It’s okay not to get it all done. Even selecting the best exercises we’d love to do can land us with too much. You might picture your ideal self as keeping a tarot journal, and a dream journal, and an astrology journal, and a sketchbook, and a food journal, and a yoga journal, and a bullet journal, and a and a and a on forever. Sorry Babe-a-roo, you’re not Ghost Writer. You’re a living, breathing, non-robotic human with work to do, and people to love, and food to fix, and bathroom breaks to take. It ain’t gonna happen. You’re not a failure, or less creative or spiritual or productive than anyone else for having to pare it down. (Even Ghost Writer, a literal ghost with zero human needs whose sole means of expression was the written word could only manage a sentence or two at a time, with help from a gang of children and their super-cool necklace pens, so . . . there’s no hope for greater productivity in death?)
It’s okay to do your own thing. You can custom-tailor your own journaling practice in any way that works for you. You may not find outside exercises and prompts that speak to you. You can write your own or forego them all together. You can make like a beatnik and commit acts of stream-of-consciousness free-writing. You do not need any externally-imposed structure to maintain a solid journaling practice, including with tarot journaling. You do you.
P.S. You know I’m gonna keep throwing journaling tips and exercises at you just for kicks. I’ve got a couple articles coming up on dream journaling. Follow what grabs you, skip what doesn’t, and feel no shame!
So What Else Is New?

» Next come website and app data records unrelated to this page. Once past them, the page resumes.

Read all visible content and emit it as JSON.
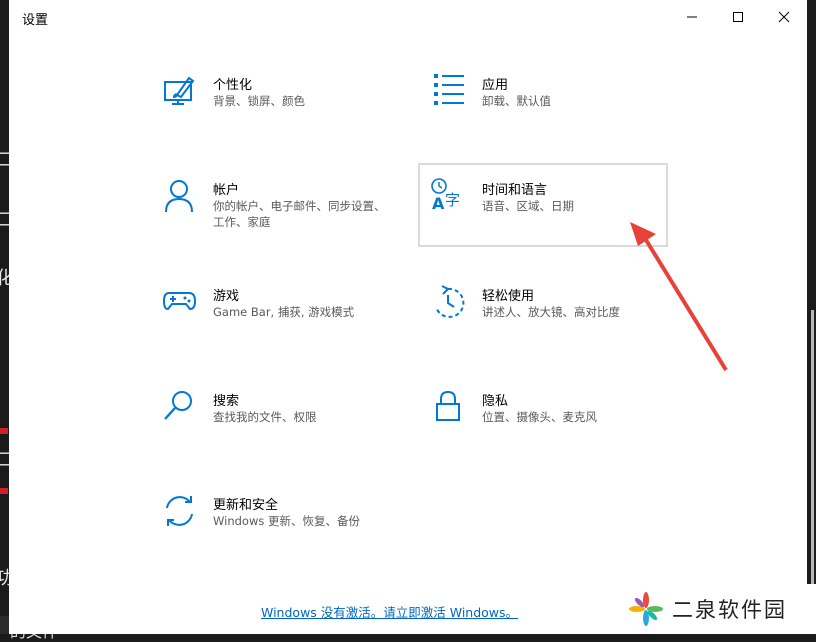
{
  "window": {
    "title": "设置"
  },
  "tiles": [
    {
      "name": "个性化",
      "desc": "背景、锁屏、颜色",
      "icon": "personalization-icon"
    },
    {
      "name": "应用",
      "desc": "卸载、默认值",
      "icon": "apps-icon"
    },
    {
      "name": "帐户",
      "desc": "你的帐户、电子邮件、同步设置、工作、家庭",
      "icon": "accounts-icon"
    },
    {
      "name": "时间和语言",
      "desc": "语音、区域、日期",
      "icon": "time-language-icon"
    },
    {
      "name": "游戏",
      "desc": "Game Bar, 捕获, 游戏模式",
      "icon": "gaming-icon"
    },
    {
      "name": "轻松使用",
      "desc": "讲述人、放大镜、高对比度",
      "icon": "ease-of-access-icon"
    },
    {
      "name": "搜索",
      "desc": "查找我的文件、权限",
      "icon": "search-icon"
    },
    {
      "name": "隐私",
      "desc": "位置、摄像头、麦克风",
      "icon": "privacy-lock-icon"
    },
    {
      "name": "更新和安全",
      "desc": "Windows 更新、恢复、备份",
      "icon": "update-security-icon"
    }
  ],
  "activation_link": "Windows 没有激活。请立即激活 Windows。",
  "watermark": {
    "text": "二泉软件园"
  },
  "background_fragments": [
    "口",
    "口",
    "化",
    "口",
    "功",
    "的文件"
  ],
  "colors": {
    "accent": "#0067c0",
    "icon": "#0078d4",
    "arrow": "#e8413a"
  }
}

I’m just gonna stop giving dates for when certain posts and projects will be done! Ha! I kick ass and take names when it comes to meeting external deadlines, but with my personal projects, it feels more like they have their own agenda and I’m not privy to it. I’m just a technician operating on a need-to-know basis.
Speaking of which, The Black Ink Tarot deck is shaping up well. The paper stage of the artwork is almost done. The timeline has expanded on that project partly because, when I sat down to draft up a LWB* pamphlet, I started getting pages and pages of material on each card. Oops! I was not expecting this deck to come with a full book, but apparently it wants one, and I hope you do too! The latest plan is to finish up the art and book draft, then Kickstart sometime (hopefully) later this year. Ideally, I want this to be a full-size, printed deck on a nice, color-in-able matte stock, with a succinct LWB pamphlet, and a full, 300+ page guidebook on the side. If you want that too, you can help by telling another tarot-lover about my work today. The more eyes we get on this by crowd-funding time, the more likely it’ll all happen. And thank you!
*LWB = Little White Book, the bitty ‘lil booklets that come with most tarot decks and summarize each card in a few sentences. (I should do a tarot glossary post one of these days.)
I have to thank you all for your generous support in 2017. Thanks to a handful of blog donations and a nice little run on art in the Etsy shop (now stocked full of new prints and printable wall art), I was able to upgrade my portfolio website. That means I have space for a new Freebies section for all! Aw heck yeah e-swag! You can now download the hi-res PDF illustrations from Eight Useful Tarot Spreads. These are formatted at 8.5 x 11,” 300 dpi, to print out for your tarot journal, scrapbook, sketchbook, or grimoire.
I'll be upgrading this site, too, eventually. If you’d like to help make that happen faster, you can donate through Paypal.me, or buy something nice in the Etsy shop. Thank you all so much for helping me make more and better things!
Thanks for reading! Muchly much love!